● Records for this task
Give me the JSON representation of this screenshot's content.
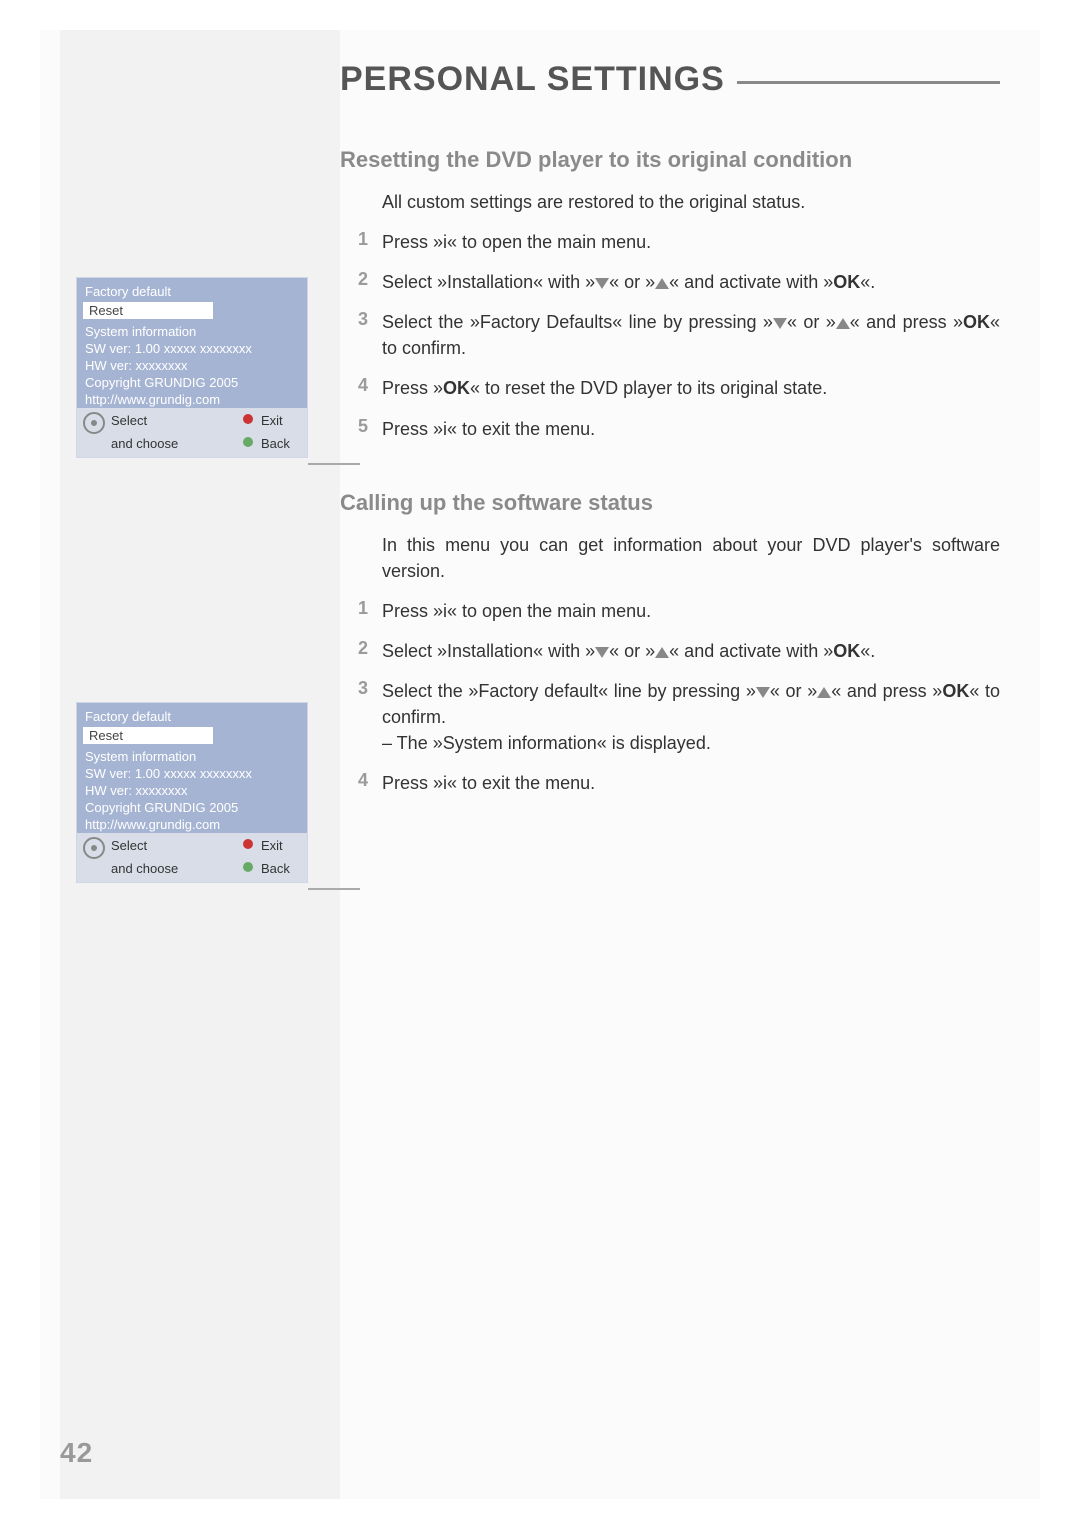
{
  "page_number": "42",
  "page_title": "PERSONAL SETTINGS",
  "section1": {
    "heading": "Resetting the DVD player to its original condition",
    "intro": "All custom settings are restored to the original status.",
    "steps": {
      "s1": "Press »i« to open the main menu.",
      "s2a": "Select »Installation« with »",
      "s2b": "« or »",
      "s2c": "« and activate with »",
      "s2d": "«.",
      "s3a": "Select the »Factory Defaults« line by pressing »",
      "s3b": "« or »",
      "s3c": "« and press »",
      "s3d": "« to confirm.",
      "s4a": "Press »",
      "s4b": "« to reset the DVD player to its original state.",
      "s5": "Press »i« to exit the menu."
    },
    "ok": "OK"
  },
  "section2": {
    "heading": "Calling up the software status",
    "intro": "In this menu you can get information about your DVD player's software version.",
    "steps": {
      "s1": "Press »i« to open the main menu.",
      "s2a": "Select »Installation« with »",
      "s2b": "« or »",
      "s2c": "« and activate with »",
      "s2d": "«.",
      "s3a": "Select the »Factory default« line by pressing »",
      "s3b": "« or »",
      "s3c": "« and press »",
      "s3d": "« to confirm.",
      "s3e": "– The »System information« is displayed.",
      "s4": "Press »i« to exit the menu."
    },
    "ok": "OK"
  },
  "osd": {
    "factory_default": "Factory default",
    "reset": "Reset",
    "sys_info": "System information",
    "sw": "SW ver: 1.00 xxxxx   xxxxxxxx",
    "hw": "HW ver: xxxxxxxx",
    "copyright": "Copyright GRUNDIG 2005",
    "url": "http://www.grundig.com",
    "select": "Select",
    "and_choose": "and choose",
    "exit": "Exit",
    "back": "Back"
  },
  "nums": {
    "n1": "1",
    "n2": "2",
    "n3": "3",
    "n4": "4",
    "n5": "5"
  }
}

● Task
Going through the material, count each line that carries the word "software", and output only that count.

● Task response
2